Of course, Microsoft would have to rescan all its pages, too. But with just a portion of the $46 billion it was willing to pay for Yahoo, Microsoft could invest in the necessary equipment, such as the servers needed to scan and "read" all those pages. Plus, it has the underdog's willingness to take on risk and expense in hopes of finally generating search results that can rival Google's. (Google grabbed nearly 70% of searches in May, according to research firm Hitwise; Microsoft's share slipped to just under 6%.)
Microsoft and Powerset are complementary in other ways (BusinessWeek.com, 6/17/08). Rather than focus on creating one consumer-facing site capable of answering any query, like Google has, Microsoft has split its search engine into specific categories—a comparison-shopping engine, Microsoft Live Cashback; a travel search engine, Farecast; and a health-specific search engine, health.live.com. Today, semantic search engines do best with such category-specific searches, which help them to scan a smaller set of pages in detail. Scanning the entire Web in that much detail is difficult to do quickly.
Powerset's Potential Problems
Yet, Powerset is no panacea. The processing power and time required to perform semantic searches are the main drawbacks of the technology.

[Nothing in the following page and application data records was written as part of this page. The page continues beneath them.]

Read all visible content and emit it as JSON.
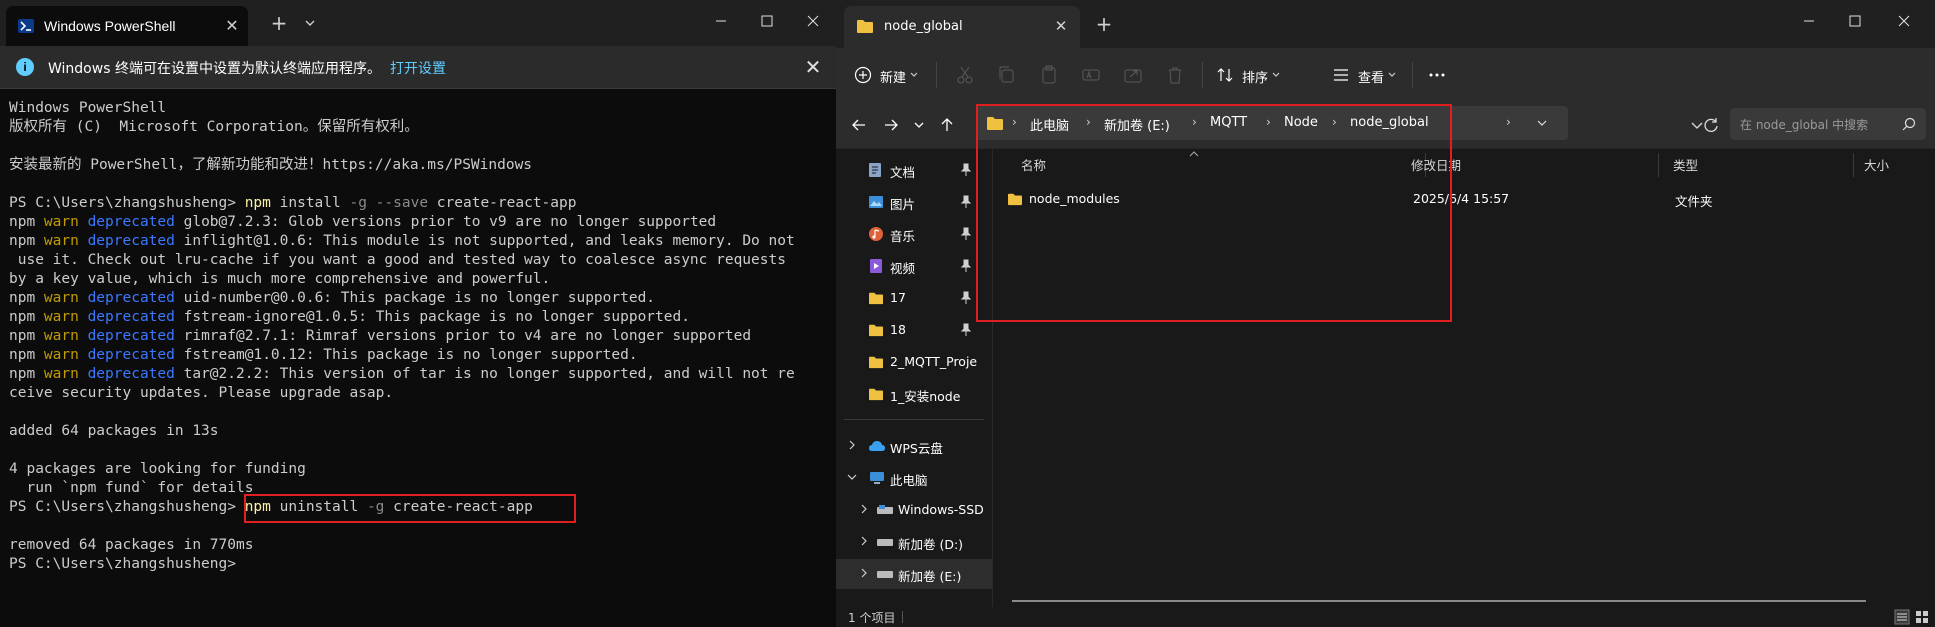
{
  "powershell": {
    "tab_title": "Windows PowerShell",
    "info_text": "Windows 终端可在设置中设置为默认终端应用程序。",
    "info_link": "打开设置",
    "lines": [
      [
        {
          "t": "Windows PowerShell",
          "c": "plain"
        }
      ],
      [
        {
          "t": "版权所有 (C)  Microsoft Corporation。保留所有权利。",
          "c": "plain"
        }
      ],
      [
        {
          "t": "",
          "c": "plain"
        }
      ],
      [
        {
          "t": "安装最新的 PowerShell，了解新功能和改进！https://aka.ms/PSWindows",
          "c": "plain"
        }
      ],
      [
        {
          "t": "",
          "c": "plain"
        }
      ],
      [
        {
          "t": "PS C:\\Users\\zhangshusheng> ",
          "c": "plain"
        },
        {
          "t": "npm",
          "c": "cmd"
        },
        {
          "t": " install ",
          "c": "plain"
        },
        {
          "t": "-g --save",
          "c": "flag"
        },
        {
          "t": " create-react-app",
          "c": "plain"
        }
      ],
      [
        {
          "t": "npm ",
          "c": "npm"
        },
        {
          "t": "warn",
          "c": "warn"
        },
        {
          "t": " ",
          "c": "plain"
        },
        {
          "t": "deprecated",
          "c": "dep"
        },
        {
          "t": " glob@7.2.3: Glob versions prior to v9 are no longer supported",
          "c": "plain"
        }
      ],
      [
        {
          "t": "npm ",
          "c": "npm"
        },
        {
          "t": "warn",
          "c": "warn"
        },
        {
          "t": " ",
          "c": "plain"
        },
        {
          "t": "deprecated",
          "c": "dep"
        },
        {
          "t": " inflight@1.0.6: This module is not supported, and leaks memory. Do not",
          "c": "plain"
        }
      ],
      [
        {
          "t": " use it. Check out lru-cache if you want a good and tested way to coalesce async requests",
          "c": "plain"
        }
      ],
      [
        {
          "t": "by a key value, which is much more comprehensive and powerful.",
          "c": "plain"
        }
      ],
      [
        {
          "t": "npm ",
          "c": "npm"
        },
        {
          "t": "warn",
          "c": "warn"
        },
        {
          "t": " ",
          "c": "plain"
        },
        {
          "t": "deprecated",
          "c": "dep"
        },
        {
          "t": " uid-number@0.0.6: This package is no longer supported.",
          "c": "plain"
        }
      ],
      [
        {
          "t": "npm ",
          "c": "npm"
        },
        {
          "t": "warn",
          "c": "warn"
        },
        {
          "t": " ",
          "c": "plain"
        },
        {
          "t": "deprecated",
          "c": "dep"
        },
        {
          "t": " fstream-ignore@1.0.5: This package is no longer supported.",
          "c": "plain"
        }
      ],
      [
        {
          "t": "npm ",
          "c": "npm"
        },
        {
          "t": "warn",
          "c": "warn"
        },
        {
          "t": " ",
          "c": "plain"
        },
        {
          "t": "deprecated",
          "c": "dep"
        },
        {
          "t": " rimraf@2.7.1: Rimraf versions prior to v4 are no longer supported",
          "c": "plain"
        }
      ],
      [
        {
          "t": "npm ",
          "c": "npm"
        },
        {
          "t": "warn",
          "c": "warn"
        },
        {
          "t": " ",
          "c": "plain"
        },
        {
          "t": "deprecated",
          "c": "dep"
        },
        {
          "t": " fstream@1.0.12: This package is no longer supported.",
          "c": "plain"
        }
      ],
      [
        {
          "t": "npm ",
          "c": "npm"
        },
        {
          "t": "warn",
          "c": "warn"
        },
        {
          "t": " ",
          "c": "plain"
        },
        {
          "t": "deprecated",
          "c": "dep"
        },
        {
          "t": " tar@2.2.2: This version of tar is no longer supported, and will not re",
          "c": "plain"
        }
      ],
      [
        {
          "t": "ceive security updates. Please upgrade asap.",
          "c": "plain"
        }
      ],
      [
        {
          "t": "",
          "c": "plain"
        }
      ],
      [
        {
          "t": "added 64 packages in 13s",
          "c": "plain"
        }
      ],
      [
        {
          "t": "",
          "c": "plain"
        }
      ],
      [
        {
          "t": "4 packages are looking for funding",
          "c": "plain"
        }
      ],
      [
        {
          "t": "  run `npm fund` for details",
          "c": "plain"
        }
      ],
      [
        {
          "t": "PS C:\\Users\\zhangshusheng> ",
          "c": "plain"
        },
        {
          "t": "npm",
          "c": "cmd"
        },
        {
          "t": " uninstall ",
          "c": "plain"
        },
        {
          "t": "-g",
          "c": "flag"
        },
        {
          "t": " create-react-app",
          "c": "plain"
        }
      ],
      [
        {
          "t": "",
          "c": "plain"
        }
      ],
      [
        {
          "t": "removed 64 packages in 770ms",
          "c": "plain"
        }
      ],
      [
        {
          "t": "PS C:\\Users\\zhangshusheng>",
          "c": "plain"
        }
      ]
    ]
  },
  "explorer": {
    "tab_title": "node_global",
    "toolbar": {
      "new_label": "新建",
      "sort_label": "排序",
      "view_label": "查看"
    },
    "breadcrumbs": [
      "此电脑",
      "新加卷 (E:)",
      "MQTT",
      "Node",
      "node_global"
    ],
    "search_placeholder": "在 node_global 中搜索",
    "nav": {
      "pinned": [
        {
          "label": "文档",
          "icon": "document-icon"
        },
        {
          "label": "图片",
          "icon": "pictures-icon"
        },
        {
          "label": "音乐",
          "icon": "music-icon"
        },
        {
          "label": "视频",
          "icon": "video-icon"
        },
        {
          "label": "17",
          "icon": "folder-icon"
        },
        {
          "label": "18",
          "icon": "folder-icon"
        }
      ],
      "recent": [
        {
          "label": "2_MQTT_Proje",
          "icon": "folder-icon"
        },
        {
          "label": "1_安装node",
          "icon": "folder-icon"
        }
      ],
      "wps": "WPS云盘",
      "this_pc": "此电脑",
      "drives": [
        {
          "label": "Windows-SSD"
        },
        {
          "label": "新加卷 (D:)"
        },
        {
          "label": "新加卷 (E:)"
        }
      ]
    },
    "columns": {
      "name": "名称",
      "modified": "修改日期",
      "type": "类型",
      "size": "大小"
    },
    "files": [
      {
        "name": "node_modules",
        "modified": "2025/6/4 15:57",
        "type": "文件夹",
        "icon": "folder-icon"
      }
    ],
    "status": "1 个项目"
  },
  "colors": {
    "highlight": "#e02020",
    "accent": "#60cdff",
    "folder": "#f0c040"
  }
}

It can take a microprocessor as long as 20 seconds to analyze a page. As a result, many of the sites today scan just a subset of the pages on the Web. Currently, Powerset's site, for example, only scans Wikipedia articles. Cognition, another semantic search engine, scans pages in the health and legal fields. It will probably take years for the semantic search engines to be able to scan the whole Web in a timely manner.
A second potential problem is that there are a couple of semantic engines out there, each gunning for Google. Hakia, which has raised $21 million to develop a search engine capable of indexing the entire Web, hopes to someday be a Google competitor. "The promise is that we will be a competitor to the big search engines," says Berkan. "Definitely within five years we will see big changes in the search market."

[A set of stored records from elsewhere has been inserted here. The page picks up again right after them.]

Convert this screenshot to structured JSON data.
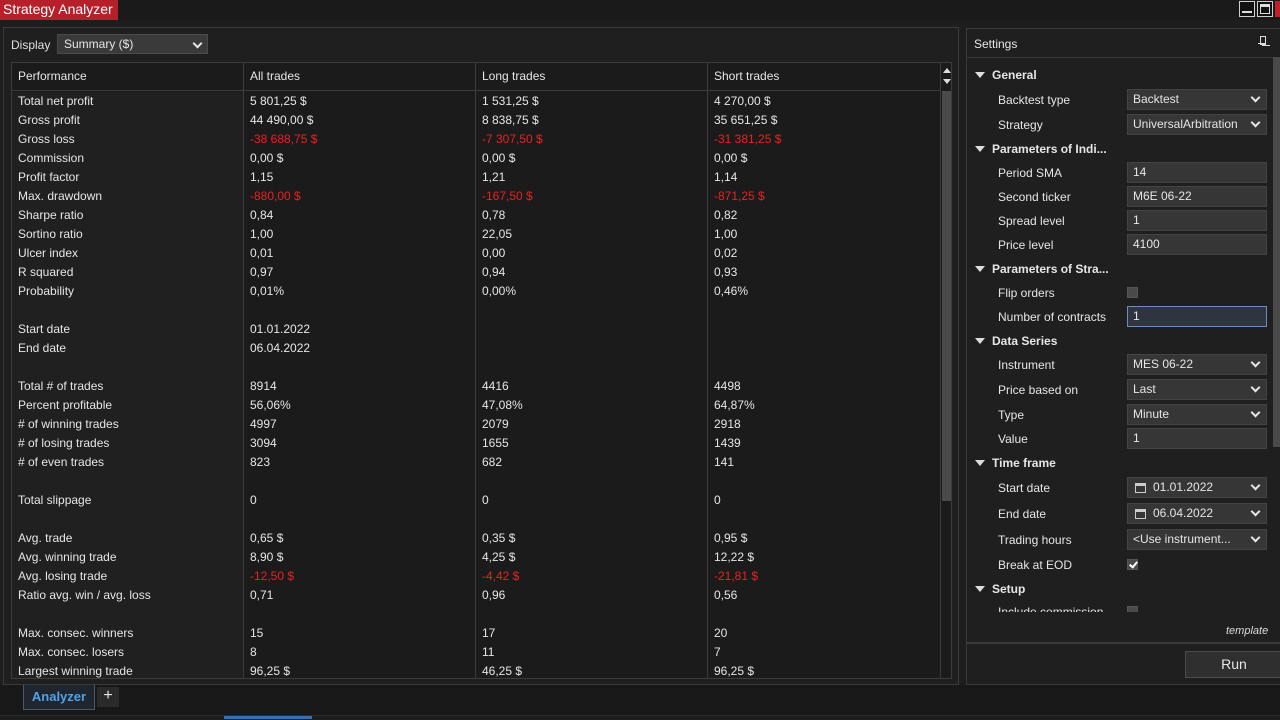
{
  "window": {
    "title": "Strategy Analyzer"
  },
  "display": {
    "label": "Display",
    "selected": "Summary ($)"
  },
  "table": {
    "headers": [
      "Performance",
      "All trades",
      "Long trades",
      "Short trades"
    ],
    "rows": [
      [
        "Total net profit",
        "5 801,25 $",
        "1 531,25 $",
        "4 270,00 $"
      ],
      [
        "Gross profit",
        "44 490,00 $",
        "8 838,75 $",
        "35 651,25 $"
      ],
      [
        "Gross loss",
        "-38 688,75 $",
        "-7 307,50 $",
        "-31 381,25 $"
      ],
      [
        "Commission",
        "0,00 $",
        "0,00 $",
        "0,00 $"
      ],
      [
        "Profit factor",
        "1,15",
        "1,21",
        "1,14"
      ],
      [
        "Max. drawdown",
        "-880,00 $",
        "-167,50 $",
        "-871,25 $"
      ],
      [
        "Sharpe ratio",
        "0,84",
        "0,78",
        "0,82"
      ],
      [
        "Sortino ratio",
        "1,00",
        "22,05",
        "1,00"
      ],
      [
        "Ulcer index",
        "0,01",
        "0,00",
        "0,02"
      ],
      [
        "R squared",
        "0,97",
        "0,94",
        "0,93"
      ],
      [
        "Probability",
        "0,01%",
        "0,00%",
        "0,46%"
      ],
      [
        "",
        "",
        "",
        ""
      ],
      [
        "Start date",
        "01.01.2022",
        "",
        ""
      ],
      [
        "End date",
        "06.04.2022",
        "",
        ""
      ],
      [
        "",
        "",
        "",
        ""
      ],
      [
        "Total # of trades",
        "8914",
        "4416",
        "4498"
      ],
      [
        "Percent profitable",
        "56,06%",
        "47,08%",
        "64,87%"
      ],
      [
        "# of winning trades",
        "4997",
        "2079",
        "2918"
      ],
      [
        "# of losing trades",
        "3094",
        "1655",
        "1439"
      ],
      [
        "# of even trades",
        "823",
        "682",
        "141"
      ],
      [
        "",
        "",
        "",
        ""
      ],
      [
        "Total slippage",
        "0",
        "0",
        "0"
      ],
      [
        "",
        "",
        "",
        ""
      ],
      [
        "Avg. trade",
        "0,65 $",
        "0,35 $",
        "0,95 $"
      ],
      [
        "Avg. winning trade",
        "8,90 $",
        "4,25 $",
        "12,22 $"
      ],
      [
        "Avg. losing trade",
        "-12,50 $",
        "-4,42 $",
        "-21,81 $"
      ],
      [
        "Ratio avg. win / avg. loss",
        "0,71",
        "0,96",
        "0,56"
      ],
      [
        "",
        "",
        "",
        ""
      ],
      [
        "Max. consec. winners",
        "15",
        "17",
        "20"
      ],
      [
        "Max. consec. losers",
        "8",
        "11",
        "7"
      ],
      [
        "Largest winning trade",
        "96,25 $",
        "46,25 $",
        "96,25 $"
      ]
    ],
    "negative_color": "#e8231f"
  },
  "settings": {
    "title": "Settings",
    "sections": {
      "general": "General",
      "indicator_params": "Parameters of Indi...",
      "strategy_params": "Parameters of Stra...",
      "data_series": "Data Series",
      "time_frame": "Time frame",
      "setup": "Setup"
    },
    "props": {
      "backtest_type": {
        "label": "Backtest type",
        "value": "Backtest"
      },
      "strategy": {
        "label": "Strategy",
        "value": "UniversalArbitration"
      },
      "period_sma": {
        "label": "Period SMA",
        "value": "14"
      },
      "second_ticker": {
        "label": "Second ticker",
        "value": "M6E 06-22"
      },
      "spread_level": {
        "label": "Spread level",
        "value": "1"
      },
      "price_level": {
        "label": "Price level",
        "value": "4100"
      },
      "flip_orders": {
        "label": "Flip orders",
        "checked": false
      },
      "number_of_contracts": {
        "label": "Number of contracts",
        "value": "1"
      },
      "instrument": {
        "label": "Instrument",
        "value": "MES 06-22"
      },
      "price_based_on": {
        "label": "Price based on",
        "value": "Last"
      },
      "type": {
        "label": "Type",
        "value": "Minute"
      },
      "value": {
        "label": "Value",
        "value": "1"
      },
      "start_date": {
        "label": "Start date",
        "value": "01.01.2022"
      },
      "end_date": {
        "label": "End date",
        "value": "06.04.2022"
      },
      "trading_hours": {
        "label": "Trading hours",
        "value": "<Use instrument..."
      },
      "break_at_eod": {
        "label": "Break at EOD",
        "checked": true
      },
      "include_commission": {
        "label": "Include commission",
        "checked": false
      }
    },
    "template_label": "template",
    "run_label": "Run"
  },
  "tabs": [
    {
      "label": "Analyzer",
      "active": true
    }
  ],
  "add_tab_label": "+"
}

Indeed, some of these engines are willing to be acquired by a Google. Brooke Aker is CEO of Italy-based Expert System, the maker of semantic search engine Cogito Focus. He sees a union with the major search engines as the fastest way to spread semantic technology across the Web. "I do see it merging," says Aker. "We don't have the big server farms like a Google does."
And even if Microsoft can put in place the infrastructure semantic search needs, it will still face two challenges it has been trying to surmount for years. One concerns multimedia. Semantic search does not offer a great solution for recognizing videos and images. It can scan the words people use to describe a video or an image. But it can't yet analyze the soundtrack or images in a video to determine whether those descriptions are accurate. Google is working on better technology. Last September, it hired experts who could help it decipher images, such as scanned pages in books.

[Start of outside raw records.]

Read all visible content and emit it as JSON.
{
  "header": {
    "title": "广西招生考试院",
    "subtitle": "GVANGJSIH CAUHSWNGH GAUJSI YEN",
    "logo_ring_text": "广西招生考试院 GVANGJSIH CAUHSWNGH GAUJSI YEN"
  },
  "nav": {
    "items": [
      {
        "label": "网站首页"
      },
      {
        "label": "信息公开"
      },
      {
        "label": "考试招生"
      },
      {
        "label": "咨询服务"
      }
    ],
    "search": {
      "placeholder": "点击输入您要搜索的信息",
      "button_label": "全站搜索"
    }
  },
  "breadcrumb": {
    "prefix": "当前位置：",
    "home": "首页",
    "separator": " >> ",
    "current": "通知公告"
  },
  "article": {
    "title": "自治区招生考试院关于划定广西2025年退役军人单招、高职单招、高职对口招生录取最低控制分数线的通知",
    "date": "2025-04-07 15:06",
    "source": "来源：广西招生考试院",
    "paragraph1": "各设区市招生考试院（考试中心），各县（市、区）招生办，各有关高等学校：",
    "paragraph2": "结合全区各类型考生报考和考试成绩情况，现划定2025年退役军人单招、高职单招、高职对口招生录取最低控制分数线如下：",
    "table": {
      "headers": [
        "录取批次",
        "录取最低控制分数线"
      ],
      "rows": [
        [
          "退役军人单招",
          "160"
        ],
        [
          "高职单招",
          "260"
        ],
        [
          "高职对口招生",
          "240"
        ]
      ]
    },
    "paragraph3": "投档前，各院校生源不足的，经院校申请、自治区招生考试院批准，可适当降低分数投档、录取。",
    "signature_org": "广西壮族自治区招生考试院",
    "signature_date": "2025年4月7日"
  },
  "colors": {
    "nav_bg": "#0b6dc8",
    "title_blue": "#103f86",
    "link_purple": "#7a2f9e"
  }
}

The other big hurdle is the power of Google's brand. The company's name has become synonymous with search and its users are loyal. To take share, semantic search will need to develop a reputation for providing better, more relevant results than Google.
Microsoft is determined, if nothing else. Company CEO Steve Ballmer has said repeatedly that the company is in the search game for the long haul. Having stumbled in its most audacious attempt at grabbing share, it's time for Plan B.